“I have the feeling,” said Dash, “that we’re skipping over the important part here. Back to my question. That bleep, you said. What bleep? Who killed you, o ex wife of mine?”
“Aren’t we going somewhere?” said Dox. “Like, to get me ammo?”
“We’re going to Marshall Maine,” said Liz. “To get everyone ammo. Now answer the nice man’s question.”
“No. I don’t feel like talking about it.”
“Just no.” Dox turned and had another good look at the lake.
Liz just turned her look to Dash. “Does this make you uncomfortable at all?”
“Well,” said Dash, “now you mention it. Let’s see. She had a key to my house. Of course she did; she stayed in the guest room half the week, when she wasn’t on the road on business, because that’s where our daughter Liane was. She wasn’t there last night—yeah, I guess I can use the term last night, right? I mean, it’s still the twenty-eighth of July, twenty thirteen, right?”
“Yes, it’s the same stream of time or whatever,” said Liz.
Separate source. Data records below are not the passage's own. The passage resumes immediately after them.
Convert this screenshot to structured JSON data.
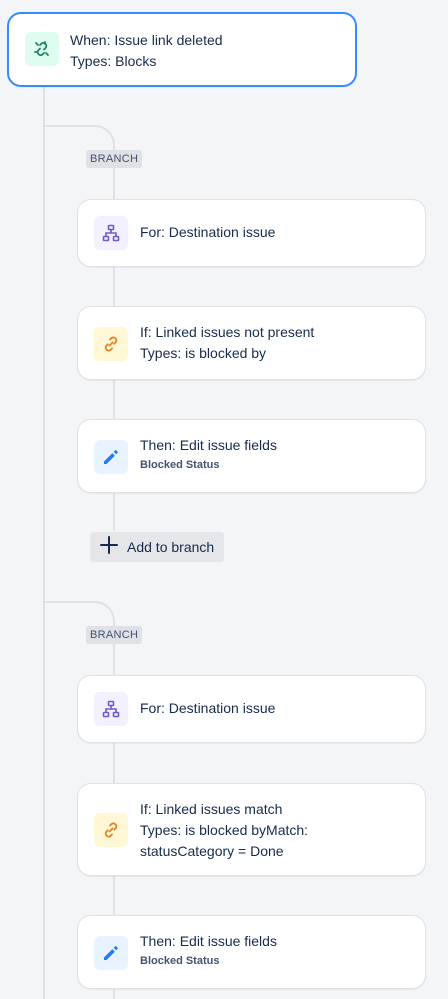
{
  "trigger": {
    "title": "When: Issue link deleted",
    "subtitle": "Types: Blocks",
    "icon": "link-broken-icon",
    "accent": "#388bff"
  },
  "branches": [
    {
      "tag": "BRANCH",
      "for": {
        "title": "For: Destination issue",
        "icon": "hierarchy-icon"
      },
      "condition": {
        "line1": "If: Linked issues not present",
        "line2": "Types: is blocked by",
        "icon": "link-icon"
      },
      "action": {
        "title": "Then: Edit issue fields",
        "detail": "Blocked Status",
        "icon": "pencil-icon"
      },
      "add_label": "Add to branch"
    },
    {
      "tag": "BRANCH",
      "for": {
        "title": "For: Destination issue",
        "icon": "hierarchy-icon"
      },
      "condition": {
        "line1": "If: Linked issues match",
        "line2": "Types: is blocked byMatch:",
        "line3": "statusCategory = Done",
        "icon": "link-icon"
      },
      "action": {
        "title": "Then: Edit issue fields",
        "detail": "Blocked Status",
        "icon": "pencil-icon"
      }
    }
  ],
  "colors": {
    "trigger_icon_bg": "#dffcf0",
    "trigger_icon": "#1f845a",
    "branch_icon_bg": "#f3f0ff",
    "branch_icon": "#6e5dc6",
    "condition_icon_bg": "#fff7d6",
    "condition_icon": "#e2801e",
    "action_icon_bg": "#e9f2ff",
    "action_icon": "#1d7afc"
  }
}
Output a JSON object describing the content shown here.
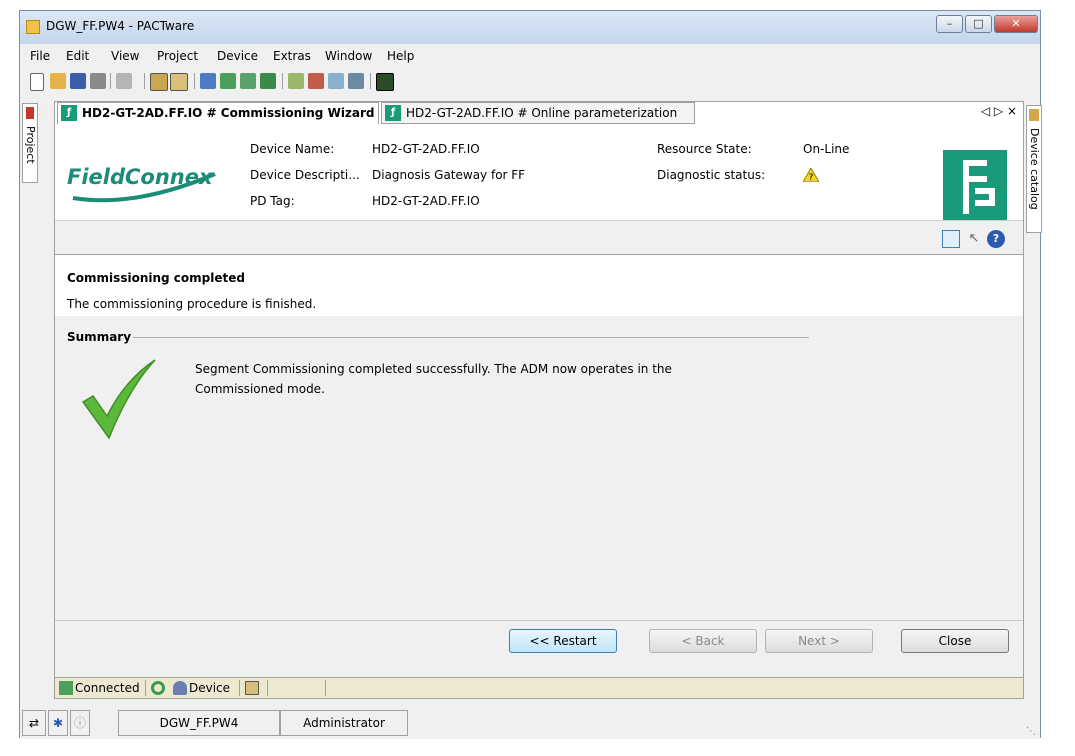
{
  "window": {
    "title": "DGW_FF.PW4 - PACTware"
  },
  "menu": [
    "File",
    "Edit",
    "View",
    "Project",
    "Device",
    "Extras",
    "Window",
    "Help"
  ],
  "side_tabs": {
    "left": "Project",
    "right": "Device catalog"
  },
  "tabs": [
    {
      "label": "HD2-GT-2AD.FF.IO # Commissioning Wizard",
      "active": true
    },
    {
      "label": "HD2-GT-2AD.FF.IO # Online parameterization",
      "active": false
    }
  ],
  "tab_nav": "◁ ▷ ×",
  "header": {
    "logo_text": "FieldConnex",
    "device_name_label": "Device Name:",
    "device_name_value": "HD2-GT-2AD.FF.IO",
    "device_desc_label": "Device Descripti...",
    "device_desc_value": "Diagnosis Gateway for FF",
    "pd_tag_label": "PD Tag:",
    "pd_tag_value": "HD2-GT-2AD.FF.IO",
    "resource_state_label": "Resource State:",
    "resource_state_value": "On-Line",
    "diagnostic_status_label": "Diagnostic status:",
    "diagnostic_status_icon": "warning-icon"
  },
  "status_message": {
    "title": "Commissioning completed",
    "text": "The commissioning procedure is finished."
  },
  "summary": {
    "title": "Summary",
    "text_line1": "Segment Commissioning completed successfully. The ADM now operates in the",
    "text_line2": "Commissioned mode."
  },
  "buttons": {
    "restart": "<< Restart",
    "back": "< Back",
    "next": "Next >",
    "close": "Close"
  },
  "statusbar": {
    "connected": "Connected",
    "device": "Device"
  },
  "bottombar": {
    "project_file": "DGW_FF.PW4",
    "user": "Administrator"
  },
  "colors": {
    "brand_green": "#1a9a7a",
    "logo_teal": "#1a8c78"
  }
}
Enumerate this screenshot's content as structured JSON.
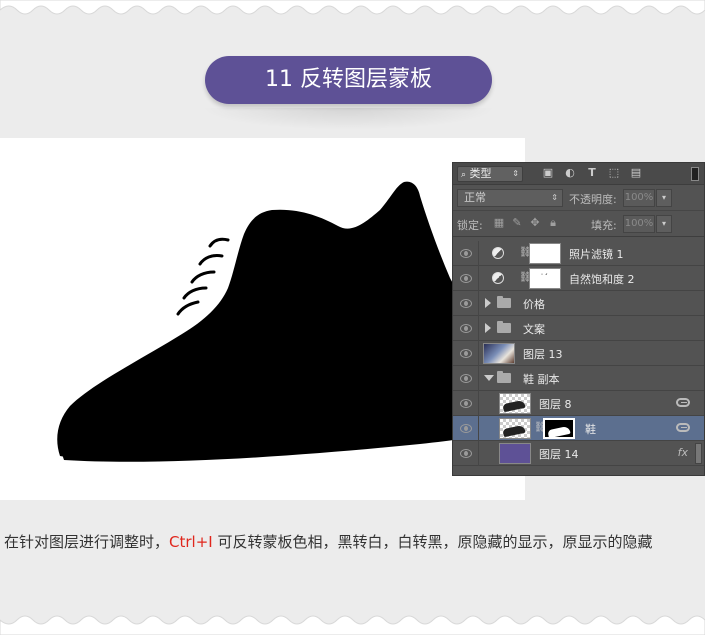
{
  "title": "11 反转图层蒙板",
  "panel": {
    "filter_label": "类型",
    "blend_mode": "正常",
    "opacity_label": "不透明度:",
    "opacity_value": "100%",
    "lock_label": "锁定:",
    "fill_label": "填充:",
    "fill_value": "100%",
    "layers": [
      {
        "name": "照片滤镜 1",
        "kind": "adjustment"
      },
      {
        "name": "自然饱和度 2",
        "kind": "adjustment"
      },
      {
        "name": "价格",
        "kind": "group-collapsed"
      },
      {
        "name": "文案",
        "kind": "group-collapsed"
      },
      {
        "name": "图层 13",
        "kind": "image"
      },
      {
        "name": "鞋 副本",
        "kind": "group-expanded"
      },
      {
        "name": "图层 8",
        "kind": "image-linked"
      },
      {
        "name": "鞋",
        "kind": "image-masked",
        "selected": true
      },
      {
        "name": "图层 14",
        "kind": "fill-fx"
      }
    ],
    "fx_label": "fx"
  },
  "description": {
    "before": "在针对图层进行调整时，",
    "highlight": "Ctrl+I",
    "after": " 可反转蒙板色相，黑转白，白转黑，原隐藏的显示，原显示的隐藏"
  },
  "colors": {
    "accent": "#5e5196",
    "highlight": "#e0261c",
    "background": "#ececec"
  }
}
“Now we parted on fairly amicable terms, in some ways, because we both agreed that Liane was the most important thing. But it’s not to deny that we had some issues.”
“He cheated on me with my best friend,” Dox noted.
“Not your best friend, just your friend,” said Dash. “I mean, best friend? And besides, you cheated too. You cheated first. With that jerk Manolo.”
“I didn’t cheat with Manolo. Not really. And besides, even when I cheated, I was just reacting to your cheating. You cheated more.”
“I fell in love. Once. I got over it. You took that as license—!”
“Oh, just stop. You’re such an idiot, Dash. I—!”
“Okay, fine,” said Liz. “I get the feeling that these gripes would not get either of you drawing your weapons. What else do you have?”
“Well,” said Dash, “someone was stalking you, right, Dox? Didn’t you talk to a lawyer about a protection order?”
“Of course I did,” said Dox, crossly, looking around as if for another hospital-clothed young old man so she could try her .45. It didn’t have any ammo anyway. “It scared him off.”
“So,” said Dash, “were you at the house this morning? Just tell me that.”
“I don’t know. Let me think about it and see if I remember. You know, some jerk blew half my head off. More than half, actually, if he emptied the cartridge. I bet it pulverized my brain into a bloody mush for the birds to pick at. It has an effect on your memory, that does.”
“Then we’d all be forgetting,” said Liz, “because we all had holes put through our cerebra. But believe me, I don’t forget the look on that bleephole’s face as he pumped three bullets into my head. So you’re being peculiarly evasive, I would say.”
“He hasn’t told you everything about himself either,” said Dox.
“No, I haven’t,” said Dash. “It’s hard to know what to tell someone I just met, someone who is of the opposite gender and is well-armed, if you see what I mean. So, yeah, maybe we should get walking.”
“And maybe that will get someone talking,” said Liz. The other two opened their mouths. “And saying something,” Liz added, “that might actually inform this reporter of something she didn’t already know.”